1927, dozens of rural, mostly amateur musicians from the mountains of the
upper South streamed into Bristol, Tennessee many by horse and wagon to
try out at a mega recording session organized by Victor Records. Their desire
-- to get that big break, and get off the farm. The company's idea -- to
find new talent for its roster of hillbilly artists. Victor made two huge
discoveries: The Carter Family, with a riveting, wholesome sound driven
by great singing and powerful guitar work; and Jimmie Rodgers, a carefree,
yodeling, guitar-picking railroad man who broke away from his string band
to try a few songs on his own and would become the first true superstar
of country music. As we tell our story, the connection between Delta blues
players and ladies' parlor music of the elite Northeast starts to emerge
and we'll hear the start of the evolution of the guitar in America, the
dominant instrument in popular music.
It was small, and portable. It could sing like a bird or wail like a bluesman.
Musicians from all across the European continent brought the fiddle when
they came to America, and gave it fresh, new voices as they melded European
and African influences. We'll hear
the haunting sounds of early white and African-American fiddle bands,
find out about aces like Eck Robertson and Fiddlin' John Carson, who showed
the record companies that rural music could sell -- and meet a charismatic
Texan named Bob Wills who came from a sharecropper's childhood to redefine
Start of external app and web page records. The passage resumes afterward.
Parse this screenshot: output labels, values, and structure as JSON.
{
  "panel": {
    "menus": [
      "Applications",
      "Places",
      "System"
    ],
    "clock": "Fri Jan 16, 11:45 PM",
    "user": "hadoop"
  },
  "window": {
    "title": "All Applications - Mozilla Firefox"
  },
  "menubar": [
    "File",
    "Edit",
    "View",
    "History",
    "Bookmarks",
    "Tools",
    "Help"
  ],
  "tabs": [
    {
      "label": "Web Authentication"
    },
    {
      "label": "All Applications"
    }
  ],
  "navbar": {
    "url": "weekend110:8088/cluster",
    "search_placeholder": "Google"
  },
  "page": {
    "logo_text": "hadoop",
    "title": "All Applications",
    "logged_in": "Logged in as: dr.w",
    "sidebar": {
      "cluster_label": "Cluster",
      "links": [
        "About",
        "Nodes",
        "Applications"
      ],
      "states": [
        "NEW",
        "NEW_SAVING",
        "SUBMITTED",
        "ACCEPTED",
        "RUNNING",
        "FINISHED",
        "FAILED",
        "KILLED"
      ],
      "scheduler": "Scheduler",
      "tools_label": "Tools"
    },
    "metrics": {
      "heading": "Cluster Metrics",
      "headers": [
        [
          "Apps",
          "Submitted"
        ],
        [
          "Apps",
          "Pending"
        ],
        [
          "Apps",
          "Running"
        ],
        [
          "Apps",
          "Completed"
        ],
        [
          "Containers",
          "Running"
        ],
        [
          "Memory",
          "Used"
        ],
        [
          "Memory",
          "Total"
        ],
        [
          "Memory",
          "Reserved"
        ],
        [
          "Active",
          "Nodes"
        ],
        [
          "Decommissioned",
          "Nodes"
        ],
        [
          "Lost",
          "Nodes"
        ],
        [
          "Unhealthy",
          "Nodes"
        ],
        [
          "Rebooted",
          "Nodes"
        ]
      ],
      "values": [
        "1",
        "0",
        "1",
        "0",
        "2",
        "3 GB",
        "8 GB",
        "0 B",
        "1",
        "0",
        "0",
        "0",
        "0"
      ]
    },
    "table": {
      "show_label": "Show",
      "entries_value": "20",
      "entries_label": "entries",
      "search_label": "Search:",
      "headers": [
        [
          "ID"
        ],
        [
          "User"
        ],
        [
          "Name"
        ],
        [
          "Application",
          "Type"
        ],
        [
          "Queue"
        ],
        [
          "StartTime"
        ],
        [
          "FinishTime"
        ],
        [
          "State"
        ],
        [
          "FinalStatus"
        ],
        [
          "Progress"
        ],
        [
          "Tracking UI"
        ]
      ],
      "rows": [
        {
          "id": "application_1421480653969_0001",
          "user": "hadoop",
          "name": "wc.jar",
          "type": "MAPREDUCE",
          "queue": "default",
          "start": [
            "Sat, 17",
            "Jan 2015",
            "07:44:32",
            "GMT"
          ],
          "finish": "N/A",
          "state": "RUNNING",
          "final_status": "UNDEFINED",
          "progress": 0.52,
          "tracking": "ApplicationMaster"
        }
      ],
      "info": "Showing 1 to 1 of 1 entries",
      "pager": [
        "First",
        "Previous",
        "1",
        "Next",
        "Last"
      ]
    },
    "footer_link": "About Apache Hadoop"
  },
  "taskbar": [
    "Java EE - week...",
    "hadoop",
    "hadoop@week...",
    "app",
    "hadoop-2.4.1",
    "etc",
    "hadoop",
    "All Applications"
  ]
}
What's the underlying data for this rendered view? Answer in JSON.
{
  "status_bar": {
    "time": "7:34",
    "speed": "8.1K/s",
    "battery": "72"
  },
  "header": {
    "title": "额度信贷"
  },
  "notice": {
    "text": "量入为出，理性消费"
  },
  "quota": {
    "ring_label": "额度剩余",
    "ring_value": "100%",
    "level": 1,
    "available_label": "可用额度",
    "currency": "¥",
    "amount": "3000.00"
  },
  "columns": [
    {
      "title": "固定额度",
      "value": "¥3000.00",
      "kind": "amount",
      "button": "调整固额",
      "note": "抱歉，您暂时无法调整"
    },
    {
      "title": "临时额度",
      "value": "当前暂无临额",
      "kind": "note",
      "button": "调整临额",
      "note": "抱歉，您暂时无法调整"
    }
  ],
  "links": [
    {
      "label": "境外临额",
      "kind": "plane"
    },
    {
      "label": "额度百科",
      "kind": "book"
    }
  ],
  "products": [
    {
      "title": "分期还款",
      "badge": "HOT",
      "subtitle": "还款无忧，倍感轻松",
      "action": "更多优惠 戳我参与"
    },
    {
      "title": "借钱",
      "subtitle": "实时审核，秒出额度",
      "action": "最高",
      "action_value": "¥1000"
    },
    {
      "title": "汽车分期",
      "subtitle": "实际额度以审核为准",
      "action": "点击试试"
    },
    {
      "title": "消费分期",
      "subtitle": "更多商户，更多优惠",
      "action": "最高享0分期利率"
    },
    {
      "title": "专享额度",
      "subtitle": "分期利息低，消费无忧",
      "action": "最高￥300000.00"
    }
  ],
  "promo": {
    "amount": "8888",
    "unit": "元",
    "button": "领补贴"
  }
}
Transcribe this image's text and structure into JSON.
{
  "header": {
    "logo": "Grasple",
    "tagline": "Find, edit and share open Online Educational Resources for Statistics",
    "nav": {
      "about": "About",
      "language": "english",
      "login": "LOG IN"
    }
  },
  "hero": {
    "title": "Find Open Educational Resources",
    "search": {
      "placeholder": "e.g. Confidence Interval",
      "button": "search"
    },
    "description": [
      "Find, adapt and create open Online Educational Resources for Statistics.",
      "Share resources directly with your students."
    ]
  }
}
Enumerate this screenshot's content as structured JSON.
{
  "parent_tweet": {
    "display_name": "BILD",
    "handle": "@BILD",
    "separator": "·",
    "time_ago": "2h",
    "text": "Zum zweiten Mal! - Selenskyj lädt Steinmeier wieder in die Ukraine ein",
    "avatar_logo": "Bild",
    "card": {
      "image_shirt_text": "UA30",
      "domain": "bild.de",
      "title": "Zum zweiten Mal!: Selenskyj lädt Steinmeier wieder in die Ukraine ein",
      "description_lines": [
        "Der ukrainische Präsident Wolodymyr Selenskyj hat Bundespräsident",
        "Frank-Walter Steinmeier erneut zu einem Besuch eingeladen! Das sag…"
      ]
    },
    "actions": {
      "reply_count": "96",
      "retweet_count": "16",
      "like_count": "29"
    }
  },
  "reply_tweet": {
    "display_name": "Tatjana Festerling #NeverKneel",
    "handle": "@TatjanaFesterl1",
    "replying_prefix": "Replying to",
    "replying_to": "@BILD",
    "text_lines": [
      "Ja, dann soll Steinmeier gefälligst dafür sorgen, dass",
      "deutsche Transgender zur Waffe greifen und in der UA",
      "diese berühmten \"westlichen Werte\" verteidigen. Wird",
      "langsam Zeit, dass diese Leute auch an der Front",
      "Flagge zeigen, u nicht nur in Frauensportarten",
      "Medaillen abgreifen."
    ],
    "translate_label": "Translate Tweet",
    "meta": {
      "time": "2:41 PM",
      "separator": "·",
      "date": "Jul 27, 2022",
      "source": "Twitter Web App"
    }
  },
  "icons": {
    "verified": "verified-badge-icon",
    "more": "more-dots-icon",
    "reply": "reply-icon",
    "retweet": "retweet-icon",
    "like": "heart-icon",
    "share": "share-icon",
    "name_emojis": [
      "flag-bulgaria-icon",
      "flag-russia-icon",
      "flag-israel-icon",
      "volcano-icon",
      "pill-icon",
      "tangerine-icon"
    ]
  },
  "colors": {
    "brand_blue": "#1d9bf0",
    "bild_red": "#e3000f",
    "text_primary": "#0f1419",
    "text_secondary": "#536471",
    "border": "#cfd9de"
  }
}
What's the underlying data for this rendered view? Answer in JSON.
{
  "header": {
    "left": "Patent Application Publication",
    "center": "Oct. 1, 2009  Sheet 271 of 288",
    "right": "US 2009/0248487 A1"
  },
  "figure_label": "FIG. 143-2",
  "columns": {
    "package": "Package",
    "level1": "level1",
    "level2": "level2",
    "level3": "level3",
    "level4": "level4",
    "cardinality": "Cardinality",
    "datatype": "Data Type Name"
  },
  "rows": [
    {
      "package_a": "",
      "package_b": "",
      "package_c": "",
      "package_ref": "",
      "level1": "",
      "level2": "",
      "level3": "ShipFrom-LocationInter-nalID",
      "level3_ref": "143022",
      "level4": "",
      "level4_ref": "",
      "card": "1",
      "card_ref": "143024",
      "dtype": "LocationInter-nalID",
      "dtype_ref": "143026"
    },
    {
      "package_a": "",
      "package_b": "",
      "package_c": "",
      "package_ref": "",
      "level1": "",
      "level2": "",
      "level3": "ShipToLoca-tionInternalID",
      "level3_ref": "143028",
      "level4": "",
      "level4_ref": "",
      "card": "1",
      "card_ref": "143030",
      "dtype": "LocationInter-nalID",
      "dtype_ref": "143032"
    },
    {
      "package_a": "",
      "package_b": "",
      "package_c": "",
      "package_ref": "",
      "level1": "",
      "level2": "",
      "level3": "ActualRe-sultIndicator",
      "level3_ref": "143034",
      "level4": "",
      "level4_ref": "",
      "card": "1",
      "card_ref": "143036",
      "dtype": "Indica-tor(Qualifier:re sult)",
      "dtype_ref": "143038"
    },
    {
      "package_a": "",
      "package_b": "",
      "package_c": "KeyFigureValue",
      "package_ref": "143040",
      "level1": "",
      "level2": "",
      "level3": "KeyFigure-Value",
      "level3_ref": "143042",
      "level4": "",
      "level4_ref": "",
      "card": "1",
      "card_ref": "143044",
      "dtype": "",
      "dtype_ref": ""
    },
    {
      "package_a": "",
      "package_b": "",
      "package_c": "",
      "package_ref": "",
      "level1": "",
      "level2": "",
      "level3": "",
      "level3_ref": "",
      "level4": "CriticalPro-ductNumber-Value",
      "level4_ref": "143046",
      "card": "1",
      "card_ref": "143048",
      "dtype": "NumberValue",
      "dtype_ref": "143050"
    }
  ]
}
the fiddle sound and pack dance halls with his Texas swing. As Bob Wills collaboration with Texas Playboys guitarist Leon McAuliffe shows, guitar evolved along with the fiddle. We'll hear how the guitar was first electrified by Bob Dunn. At that time, the accordion was squeezing its way into the scene as well, driven by Cajun, Mexican, German and Czech influences. Father and Son accordion legends Flaco and Santiago Jimenez, and Pearly Sowell add their music and insight.